'''
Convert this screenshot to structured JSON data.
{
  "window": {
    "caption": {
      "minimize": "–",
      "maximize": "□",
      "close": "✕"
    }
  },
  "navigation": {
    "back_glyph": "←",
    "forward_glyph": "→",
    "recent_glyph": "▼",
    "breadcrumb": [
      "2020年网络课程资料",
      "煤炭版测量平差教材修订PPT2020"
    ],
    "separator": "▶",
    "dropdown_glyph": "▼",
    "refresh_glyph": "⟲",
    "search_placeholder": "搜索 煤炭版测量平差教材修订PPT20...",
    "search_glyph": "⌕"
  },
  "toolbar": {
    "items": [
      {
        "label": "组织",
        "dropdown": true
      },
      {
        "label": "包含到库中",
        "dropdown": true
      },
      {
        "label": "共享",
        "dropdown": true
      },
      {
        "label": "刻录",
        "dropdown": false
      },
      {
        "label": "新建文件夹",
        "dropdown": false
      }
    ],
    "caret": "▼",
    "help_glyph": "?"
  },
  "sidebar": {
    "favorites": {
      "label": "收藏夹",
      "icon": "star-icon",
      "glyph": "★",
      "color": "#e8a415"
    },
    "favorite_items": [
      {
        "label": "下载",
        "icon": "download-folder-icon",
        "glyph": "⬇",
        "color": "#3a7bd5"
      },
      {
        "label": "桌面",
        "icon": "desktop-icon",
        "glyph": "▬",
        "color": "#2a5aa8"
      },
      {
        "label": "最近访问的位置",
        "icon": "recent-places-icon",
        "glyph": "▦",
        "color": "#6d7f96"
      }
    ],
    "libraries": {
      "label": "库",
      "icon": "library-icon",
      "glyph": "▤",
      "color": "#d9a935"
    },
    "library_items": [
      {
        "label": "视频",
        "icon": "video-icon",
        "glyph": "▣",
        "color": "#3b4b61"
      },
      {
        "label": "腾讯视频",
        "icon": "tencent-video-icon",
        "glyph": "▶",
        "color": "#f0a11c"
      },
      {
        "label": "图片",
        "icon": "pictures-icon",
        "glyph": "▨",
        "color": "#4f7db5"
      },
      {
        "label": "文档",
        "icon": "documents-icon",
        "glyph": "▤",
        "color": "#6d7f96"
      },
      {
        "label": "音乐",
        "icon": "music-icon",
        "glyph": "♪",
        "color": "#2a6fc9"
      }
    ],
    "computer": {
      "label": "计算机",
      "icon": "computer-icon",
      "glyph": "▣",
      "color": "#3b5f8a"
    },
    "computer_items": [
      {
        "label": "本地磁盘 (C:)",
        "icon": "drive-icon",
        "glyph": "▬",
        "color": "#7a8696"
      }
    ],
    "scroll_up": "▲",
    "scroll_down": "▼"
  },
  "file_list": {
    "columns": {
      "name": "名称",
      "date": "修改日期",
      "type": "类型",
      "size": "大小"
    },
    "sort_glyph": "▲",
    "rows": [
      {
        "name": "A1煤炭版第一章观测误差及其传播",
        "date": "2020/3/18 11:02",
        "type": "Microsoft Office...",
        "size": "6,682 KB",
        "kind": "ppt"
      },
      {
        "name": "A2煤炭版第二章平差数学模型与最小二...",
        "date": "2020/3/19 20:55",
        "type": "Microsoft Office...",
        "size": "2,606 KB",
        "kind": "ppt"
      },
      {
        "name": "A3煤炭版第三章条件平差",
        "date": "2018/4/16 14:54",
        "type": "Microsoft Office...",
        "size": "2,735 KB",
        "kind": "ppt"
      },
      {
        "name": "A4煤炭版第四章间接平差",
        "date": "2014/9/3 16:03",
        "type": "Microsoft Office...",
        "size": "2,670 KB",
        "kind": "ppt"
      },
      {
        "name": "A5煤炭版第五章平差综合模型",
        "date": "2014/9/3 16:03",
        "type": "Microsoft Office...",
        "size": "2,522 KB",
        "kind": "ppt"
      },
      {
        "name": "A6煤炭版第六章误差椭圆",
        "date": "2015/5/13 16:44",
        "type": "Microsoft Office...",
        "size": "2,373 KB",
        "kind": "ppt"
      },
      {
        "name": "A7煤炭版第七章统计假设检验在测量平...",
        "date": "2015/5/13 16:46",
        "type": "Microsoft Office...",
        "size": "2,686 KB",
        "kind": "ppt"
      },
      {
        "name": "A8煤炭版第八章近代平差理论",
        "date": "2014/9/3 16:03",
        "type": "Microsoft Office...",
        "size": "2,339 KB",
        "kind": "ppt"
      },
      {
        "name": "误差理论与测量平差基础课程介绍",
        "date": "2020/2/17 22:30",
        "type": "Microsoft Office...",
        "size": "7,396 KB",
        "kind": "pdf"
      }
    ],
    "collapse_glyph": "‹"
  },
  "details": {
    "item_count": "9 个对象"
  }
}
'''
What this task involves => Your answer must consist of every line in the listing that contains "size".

Exercise response =>
      "size": "大小"
        "size": "6,682 KB",
        "size": "2,606 KB",
        "size": "2,735 KB",
        "size": "2,670 KB",
        "size": "2,522 KB",
        "size": "2,373 KB",
        "size": "2,686 KB",
        "size": "2,339 KB",
        "size": "7,396 KB",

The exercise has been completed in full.